[Task statement]
How many lines in these records hold the string "https"? State only that number.

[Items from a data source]

********

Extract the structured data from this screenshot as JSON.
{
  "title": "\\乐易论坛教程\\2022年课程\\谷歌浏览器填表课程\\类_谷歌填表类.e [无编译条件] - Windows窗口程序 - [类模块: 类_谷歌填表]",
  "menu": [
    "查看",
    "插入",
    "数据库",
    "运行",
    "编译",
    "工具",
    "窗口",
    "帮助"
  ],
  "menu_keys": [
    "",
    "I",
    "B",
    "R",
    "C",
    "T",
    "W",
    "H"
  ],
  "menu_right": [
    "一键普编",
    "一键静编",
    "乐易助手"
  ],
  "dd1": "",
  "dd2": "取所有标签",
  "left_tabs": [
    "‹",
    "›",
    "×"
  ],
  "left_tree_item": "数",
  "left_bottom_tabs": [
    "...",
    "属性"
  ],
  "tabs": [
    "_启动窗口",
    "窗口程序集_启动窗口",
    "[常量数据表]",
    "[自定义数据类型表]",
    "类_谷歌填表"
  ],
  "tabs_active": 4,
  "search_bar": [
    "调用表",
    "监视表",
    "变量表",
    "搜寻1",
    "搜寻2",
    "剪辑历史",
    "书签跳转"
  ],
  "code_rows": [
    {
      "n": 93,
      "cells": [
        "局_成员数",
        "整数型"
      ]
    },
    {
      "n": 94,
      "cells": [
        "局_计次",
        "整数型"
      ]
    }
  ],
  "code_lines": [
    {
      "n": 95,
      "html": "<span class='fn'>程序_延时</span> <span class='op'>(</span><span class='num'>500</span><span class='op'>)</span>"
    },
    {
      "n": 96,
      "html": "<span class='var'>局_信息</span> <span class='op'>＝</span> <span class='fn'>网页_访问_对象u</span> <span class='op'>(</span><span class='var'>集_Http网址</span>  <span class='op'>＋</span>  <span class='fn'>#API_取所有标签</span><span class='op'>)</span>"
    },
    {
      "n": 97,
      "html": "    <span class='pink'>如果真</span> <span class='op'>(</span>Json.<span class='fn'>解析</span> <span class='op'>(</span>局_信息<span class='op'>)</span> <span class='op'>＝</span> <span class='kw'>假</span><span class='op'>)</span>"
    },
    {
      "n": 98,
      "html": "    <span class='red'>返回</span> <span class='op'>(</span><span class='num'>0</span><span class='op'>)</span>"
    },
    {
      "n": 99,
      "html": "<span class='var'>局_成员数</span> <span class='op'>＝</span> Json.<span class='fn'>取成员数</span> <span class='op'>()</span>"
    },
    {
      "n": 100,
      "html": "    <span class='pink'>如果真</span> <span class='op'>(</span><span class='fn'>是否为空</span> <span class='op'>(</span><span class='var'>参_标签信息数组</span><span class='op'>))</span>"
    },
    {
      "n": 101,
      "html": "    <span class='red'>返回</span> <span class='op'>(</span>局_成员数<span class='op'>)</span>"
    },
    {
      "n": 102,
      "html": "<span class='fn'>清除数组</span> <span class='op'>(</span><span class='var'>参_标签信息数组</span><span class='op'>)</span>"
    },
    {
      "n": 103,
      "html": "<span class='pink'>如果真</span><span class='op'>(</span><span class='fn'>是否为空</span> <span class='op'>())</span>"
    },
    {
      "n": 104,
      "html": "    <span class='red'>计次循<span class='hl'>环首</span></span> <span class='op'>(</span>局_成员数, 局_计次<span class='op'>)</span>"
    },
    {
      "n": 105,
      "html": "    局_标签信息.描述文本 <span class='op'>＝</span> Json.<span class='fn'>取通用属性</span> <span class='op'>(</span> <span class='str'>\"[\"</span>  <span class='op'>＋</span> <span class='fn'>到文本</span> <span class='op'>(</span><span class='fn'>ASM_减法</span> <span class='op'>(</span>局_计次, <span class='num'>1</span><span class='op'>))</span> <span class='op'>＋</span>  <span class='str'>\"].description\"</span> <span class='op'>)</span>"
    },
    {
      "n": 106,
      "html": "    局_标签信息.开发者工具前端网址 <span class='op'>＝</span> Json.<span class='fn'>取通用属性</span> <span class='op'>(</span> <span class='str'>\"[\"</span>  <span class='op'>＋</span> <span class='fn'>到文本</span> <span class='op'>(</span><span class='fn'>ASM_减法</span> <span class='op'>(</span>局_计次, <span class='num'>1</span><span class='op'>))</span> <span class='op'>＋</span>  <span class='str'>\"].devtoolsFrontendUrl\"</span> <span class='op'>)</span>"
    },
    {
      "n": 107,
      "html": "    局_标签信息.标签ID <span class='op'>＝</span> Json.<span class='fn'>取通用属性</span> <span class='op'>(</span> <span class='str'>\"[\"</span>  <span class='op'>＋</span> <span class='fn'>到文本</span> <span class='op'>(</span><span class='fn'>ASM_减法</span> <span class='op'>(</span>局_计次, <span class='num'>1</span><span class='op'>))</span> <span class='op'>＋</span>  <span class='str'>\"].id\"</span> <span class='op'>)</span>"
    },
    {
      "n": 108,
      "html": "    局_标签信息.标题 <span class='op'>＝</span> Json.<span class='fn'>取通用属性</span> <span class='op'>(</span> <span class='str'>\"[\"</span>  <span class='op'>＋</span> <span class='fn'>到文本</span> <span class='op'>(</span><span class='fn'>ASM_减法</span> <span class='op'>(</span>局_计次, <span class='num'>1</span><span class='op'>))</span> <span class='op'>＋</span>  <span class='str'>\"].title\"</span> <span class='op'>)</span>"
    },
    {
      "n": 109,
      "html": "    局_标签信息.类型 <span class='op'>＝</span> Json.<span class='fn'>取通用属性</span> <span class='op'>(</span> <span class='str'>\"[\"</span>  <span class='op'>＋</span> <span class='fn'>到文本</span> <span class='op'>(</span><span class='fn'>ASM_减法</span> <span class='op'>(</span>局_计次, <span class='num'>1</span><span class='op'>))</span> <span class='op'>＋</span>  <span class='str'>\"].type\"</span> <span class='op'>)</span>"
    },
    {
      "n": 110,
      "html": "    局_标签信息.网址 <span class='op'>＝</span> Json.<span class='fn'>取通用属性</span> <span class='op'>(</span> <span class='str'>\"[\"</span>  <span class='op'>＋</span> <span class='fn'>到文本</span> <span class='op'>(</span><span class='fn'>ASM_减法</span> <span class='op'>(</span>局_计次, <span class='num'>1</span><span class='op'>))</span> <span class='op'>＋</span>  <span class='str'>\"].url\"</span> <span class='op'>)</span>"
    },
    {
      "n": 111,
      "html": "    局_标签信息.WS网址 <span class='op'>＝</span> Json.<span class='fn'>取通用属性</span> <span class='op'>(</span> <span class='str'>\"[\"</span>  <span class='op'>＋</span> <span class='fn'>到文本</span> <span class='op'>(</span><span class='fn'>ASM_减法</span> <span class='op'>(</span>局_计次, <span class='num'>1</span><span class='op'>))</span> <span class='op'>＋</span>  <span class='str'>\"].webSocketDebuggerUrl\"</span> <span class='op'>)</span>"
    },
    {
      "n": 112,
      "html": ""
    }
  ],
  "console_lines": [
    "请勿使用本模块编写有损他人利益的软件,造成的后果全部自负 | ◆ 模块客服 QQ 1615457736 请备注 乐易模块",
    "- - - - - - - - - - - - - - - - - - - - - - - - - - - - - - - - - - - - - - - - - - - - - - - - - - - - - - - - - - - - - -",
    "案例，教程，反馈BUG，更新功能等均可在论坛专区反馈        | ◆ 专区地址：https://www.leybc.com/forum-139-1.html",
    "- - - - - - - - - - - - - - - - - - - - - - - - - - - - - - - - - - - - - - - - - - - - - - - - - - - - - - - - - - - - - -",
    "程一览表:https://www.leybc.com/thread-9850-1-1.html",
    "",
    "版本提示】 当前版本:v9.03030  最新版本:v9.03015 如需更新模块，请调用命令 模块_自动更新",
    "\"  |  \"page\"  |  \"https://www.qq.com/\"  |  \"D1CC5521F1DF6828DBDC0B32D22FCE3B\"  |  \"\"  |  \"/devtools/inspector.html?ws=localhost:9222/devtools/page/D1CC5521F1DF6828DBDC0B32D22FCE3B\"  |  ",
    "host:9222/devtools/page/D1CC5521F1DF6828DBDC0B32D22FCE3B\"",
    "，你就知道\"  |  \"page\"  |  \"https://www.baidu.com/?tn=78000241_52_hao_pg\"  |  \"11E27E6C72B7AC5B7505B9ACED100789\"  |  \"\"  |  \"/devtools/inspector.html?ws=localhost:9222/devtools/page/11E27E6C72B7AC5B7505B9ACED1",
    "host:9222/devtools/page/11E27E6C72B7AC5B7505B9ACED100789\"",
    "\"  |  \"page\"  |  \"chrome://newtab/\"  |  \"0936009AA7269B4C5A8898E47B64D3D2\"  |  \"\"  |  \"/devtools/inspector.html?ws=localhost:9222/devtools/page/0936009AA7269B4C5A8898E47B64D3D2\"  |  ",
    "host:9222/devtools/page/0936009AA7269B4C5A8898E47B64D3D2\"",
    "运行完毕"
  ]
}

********

[Completed exercise]
4